2002, U of T celebrated 175 years of Great Minds. As part of the
celebration, the U of T website featured excerpts from The
University of Toronto: A History, written by Martin Friedland, University
Professor and Professor Emeritus of Law at U of T.
1887 act permitted the establishment of a "teaching faculty"
of medicine at the University. A few months after its passage, the
new faculty came into being. Two decades later, it was recognized as
one of the best medical schools on the continent.
closing of the medical school in 1853, the University had continued
to set examinations and grant medical degrees, even though it no longer
offered a teaching program. The teaching was left to the proprietary
schools in the city. These schools did not have the power to grant degrees,

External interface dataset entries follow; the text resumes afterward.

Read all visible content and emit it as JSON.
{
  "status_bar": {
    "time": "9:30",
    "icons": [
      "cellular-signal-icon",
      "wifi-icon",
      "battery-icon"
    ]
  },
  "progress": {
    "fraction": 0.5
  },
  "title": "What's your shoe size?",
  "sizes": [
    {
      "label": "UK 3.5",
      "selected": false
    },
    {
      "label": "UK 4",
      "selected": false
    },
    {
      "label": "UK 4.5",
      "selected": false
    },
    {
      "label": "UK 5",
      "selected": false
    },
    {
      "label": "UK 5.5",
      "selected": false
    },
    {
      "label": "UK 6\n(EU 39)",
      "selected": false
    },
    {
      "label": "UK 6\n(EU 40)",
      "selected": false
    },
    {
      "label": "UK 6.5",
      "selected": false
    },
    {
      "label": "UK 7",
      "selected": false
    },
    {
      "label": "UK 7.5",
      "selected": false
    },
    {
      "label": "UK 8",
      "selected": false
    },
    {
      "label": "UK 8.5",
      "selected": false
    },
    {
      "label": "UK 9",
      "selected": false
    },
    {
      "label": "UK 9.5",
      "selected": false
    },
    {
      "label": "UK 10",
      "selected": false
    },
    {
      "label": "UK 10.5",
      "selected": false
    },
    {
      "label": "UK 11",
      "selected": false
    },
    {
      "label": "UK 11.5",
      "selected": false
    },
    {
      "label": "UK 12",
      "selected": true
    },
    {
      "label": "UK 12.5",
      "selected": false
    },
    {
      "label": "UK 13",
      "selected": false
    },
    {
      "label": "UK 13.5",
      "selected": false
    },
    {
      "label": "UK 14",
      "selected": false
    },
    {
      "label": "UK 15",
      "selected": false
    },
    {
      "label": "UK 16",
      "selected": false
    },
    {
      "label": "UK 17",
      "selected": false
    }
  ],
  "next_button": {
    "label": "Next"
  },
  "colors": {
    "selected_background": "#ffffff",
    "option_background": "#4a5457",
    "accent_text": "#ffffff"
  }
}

and those of their students who wanted degrees - most were content to
practise, as they were entitled to do, without a university degree -
had to obtain them through a university. The University of Toronto kept
raising its standards, so fewer and fewer students took a Toronto degree.
In 1883, for example, only ten degrees were granted in medicine by the
University of Toronto.
There were three proprietary
medical schools in the city of Toronto in the 1880s.
three proprietary medical schools in the city of Toronto in the 1880s:
Trinity Medical College, the Toronto School of Medicine, and the Woman's
Medical College; together they had more than 500 students. The Victoria
medical school in Toronto, started by John Rolph in the 1850s, had closed
its doors in 1874, and its faculty and students had transferred to the
Toronto School of Medicine, which had purchased Victoria's building
on Sackville Street opposite the Toronto General Hospital (then on the
site of the present Regent Park) in the east end of the city.
Geikie, dean of the Trinity medical school, who resisted a merger
with the U of T.
have been torn down. Trinity's building - still standing as the Trinity
Mews condominiums at 40 Spruce Street - was also in the same area. So
was the Woman's Medical College, established in 1883 at the urging of
Emily Stowe. This college was linked to Trinity University, and its
enlarged 1890 building is also still standing, at 291 Sumach Street.
Women would not be admitted to the new University of Toronto medical
school until 1906.
when the medical teaching faculty had been closed down, there had been
agitation to re-establish the faculty at the University. Most major
American universities had medical schools. Unlike the Law Society, the
medical licensing body in Ontario had no interest in running a professional
school. One of the strongest advocates of a faculty at the University
was William Aikins, the dean of the Toronto School of Medicine, who
had been a member of the University of Toronto senate between 1862 and
1880, and who hoped that if a faculty were established his staff would
become its instructors.
Woman's Medical College; the building still stands on Sumach Street.
From the college's 1891-2 calendar.
the cost of scientific work was probably the primary factor that drove
the Toronto School of Medicine to seek to become the faculty of the
University of Toronto, there were other reasons for the move. The school
was having trouble preparing its students for the increasingly scientific
University of Toronto medical exams. In addition, its students would
no longer be able to take their medical degrees through Victoria University,
because, with federation, Victoria would be giving up its right to grant
medical school, King's College Circle, completed in 1903, demolished
in the late 1960's to make way for the Medical Sciences Building
the Toronto School of Medicine was about to be faced with a potentially
very strong additional competitor, a faculty of medicine at the University
of Toronto. It is not surprising, therefore, that the Toronto School
of Medicine was keen to join the University of Toronto. The University
of Toronto made arrangements to use the Toronto School of Medicine's
building and established a faculty of medicine with 29 members, drawn
from both the Toronto School of Medicine and the University of Toronto.
Wright became the professor of biology, A.B. Macallum a lecturer in
physiology, and W.H. Pike and William Ellis professors of chemistry
and applied chemistry respectively. The new faculty officially opened
on October 6, 1887.